What is Berber?

Berber is referred to the carpet that was light in colour with flecks of brown or gray throughout it. This was named after the style of weaving that was done by the Berber tribes of North Africa. The Berber fleck was found in looped styles. Nowadays, modern Berber styles come in solid colours as well.


Cost of Berber

Berber has become increasingly popular because it is known for being one of the least expensive options than other residential carpet styles. Nowadays, Berber is available at different price points, some of which are competitively priced to other cut-pile styles.
However, Berber offers more durability than the cut-pile styles.


Why is Berber Cheaper?

  • Berber is made from olefin fiber, which is less costly than other fibers such as nylon and/or wool.
  • They are less expensive to manufacture.
  • All carpets begin in the looped style, instead of being sheared off like cut pile styles, saving money on the additional manufacturing process.


Berber is Durable

Berber is considered to be more durable than other styles of residential carpets. The fiber is strong when it is in loop form than cut form. That is not to say that ALL Berber carpets are made of good quality. You will have to invest money to get a good quality Berber, like it is with every carpet.


Pros

  • Relatively low cost.
  • Easy to clean spills and stains due to the looped construction, which makes the spills/stains sit on the surface. If caught early enough, you can prevent them from sinking into the fiber.
  • Are multi-coloured, or traditionally colour flecked, making them easier to hide any stains that do occur.

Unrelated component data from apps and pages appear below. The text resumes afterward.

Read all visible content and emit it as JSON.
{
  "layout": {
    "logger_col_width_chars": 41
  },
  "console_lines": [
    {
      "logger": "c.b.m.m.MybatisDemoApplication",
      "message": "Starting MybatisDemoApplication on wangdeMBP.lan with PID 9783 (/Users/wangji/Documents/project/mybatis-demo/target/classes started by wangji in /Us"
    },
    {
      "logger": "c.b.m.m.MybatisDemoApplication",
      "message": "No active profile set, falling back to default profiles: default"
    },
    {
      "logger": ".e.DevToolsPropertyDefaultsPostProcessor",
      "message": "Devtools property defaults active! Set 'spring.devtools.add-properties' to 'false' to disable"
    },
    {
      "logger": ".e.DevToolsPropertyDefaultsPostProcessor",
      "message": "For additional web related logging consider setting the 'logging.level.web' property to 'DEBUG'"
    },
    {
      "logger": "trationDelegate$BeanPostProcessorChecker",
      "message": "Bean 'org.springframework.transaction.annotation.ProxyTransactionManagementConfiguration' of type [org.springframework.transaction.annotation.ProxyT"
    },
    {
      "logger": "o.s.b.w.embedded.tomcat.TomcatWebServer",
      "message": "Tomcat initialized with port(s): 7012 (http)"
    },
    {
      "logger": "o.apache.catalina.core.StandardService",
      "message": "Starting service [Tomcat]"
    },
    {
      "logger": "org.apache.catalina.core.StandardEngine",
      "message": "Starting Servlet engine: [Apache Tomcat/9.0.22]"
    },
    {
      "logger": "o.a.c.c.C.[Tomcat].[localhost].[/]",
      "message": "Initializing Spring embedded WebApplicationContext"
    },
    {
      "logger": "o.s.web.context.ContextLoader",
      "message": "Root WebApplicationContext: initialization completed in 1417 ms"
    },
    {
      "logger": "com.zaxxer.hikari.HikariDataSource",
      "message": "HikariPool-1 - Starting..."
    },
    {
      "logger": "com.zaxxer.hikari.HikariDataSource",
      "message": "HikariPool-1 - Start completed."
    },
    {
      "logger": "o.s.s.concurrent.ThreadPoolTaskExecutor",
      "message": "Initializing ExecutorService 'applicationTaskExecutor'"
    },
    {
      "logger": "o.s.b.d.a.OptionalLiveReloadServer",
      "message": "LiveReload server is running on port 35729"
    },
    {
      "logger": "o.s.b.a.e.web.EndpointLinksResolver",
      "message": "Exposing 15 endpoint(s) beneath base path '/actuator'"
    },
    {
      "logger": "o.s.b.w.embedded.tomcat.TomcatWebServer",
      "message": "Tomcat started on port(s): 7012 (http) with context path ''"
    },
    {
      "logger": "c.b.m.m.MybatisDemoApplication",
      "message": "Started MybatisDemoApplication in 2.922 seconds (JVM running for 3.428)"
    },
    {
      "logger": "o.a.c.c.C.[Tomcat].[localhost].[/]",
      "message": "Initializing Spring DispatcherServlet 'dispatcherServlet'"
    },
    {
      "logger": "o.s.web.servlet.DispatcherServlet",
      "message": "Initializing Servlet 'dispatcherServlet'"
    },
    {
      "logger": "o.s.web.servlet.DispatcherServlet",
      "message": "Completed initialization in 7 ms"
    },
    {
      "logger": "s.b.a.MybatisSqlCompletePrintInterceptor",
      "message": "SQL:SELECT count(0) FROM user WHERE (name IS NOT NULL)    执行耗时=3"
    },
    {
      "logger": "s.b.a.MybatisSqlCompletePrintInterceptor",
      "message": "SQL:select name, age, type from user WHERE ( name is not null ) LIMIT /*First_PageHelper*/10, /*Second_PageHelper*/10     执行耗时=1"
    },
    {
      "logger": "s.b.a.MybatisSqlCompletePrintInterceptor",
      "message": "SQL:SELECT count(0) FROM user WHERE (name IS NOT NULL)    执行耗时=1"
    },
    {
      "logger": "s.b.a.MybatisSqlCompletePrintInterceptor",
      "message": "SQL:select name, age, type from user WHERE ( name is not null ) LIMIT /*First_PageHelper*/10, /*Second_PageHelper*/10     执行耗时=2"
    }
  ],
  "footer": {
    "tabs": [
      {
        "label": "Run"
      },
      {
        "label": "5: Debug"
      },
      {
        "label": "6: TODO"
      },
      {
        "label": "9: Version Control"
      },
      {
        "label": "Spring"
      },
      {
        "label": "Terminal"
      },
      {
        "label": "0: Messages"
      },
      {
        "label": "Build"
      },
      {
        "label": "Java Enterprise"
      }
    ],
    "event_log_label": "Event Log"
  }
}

Cons

  • There is the possibility of snagging/running. With the loop construction, things could get caught in the loop and pull it out. However, this usually requires a lot of force, such as dragging a piece of furniture across the carpet.
  • If you own a cat with a penchant for sharp claws, they may damage the carpet with repeated kneading.
  • It is not as soft on your feet as cut pile carpet, and if the carpet is made of olefin, it may even feel rough.


How to Vacuum a Berber Carpet

Using a power head or a beater bar vacuum on a Berber carpet can get any snags in the carpet by grabbing a hold of the loose strand and wrapping around the rotating bar, which can cause the strand to unravel. Therefore, beater bar attachments should not be used when vacuuming Berbers.
Berber carpets have definitely increased in popularity because they have moved out of the basement and can be found in all areas of the home such as on stairs, and around railing posts. For the more formal areas such as dining and living rooms, a more solid colour could be used for a better effect.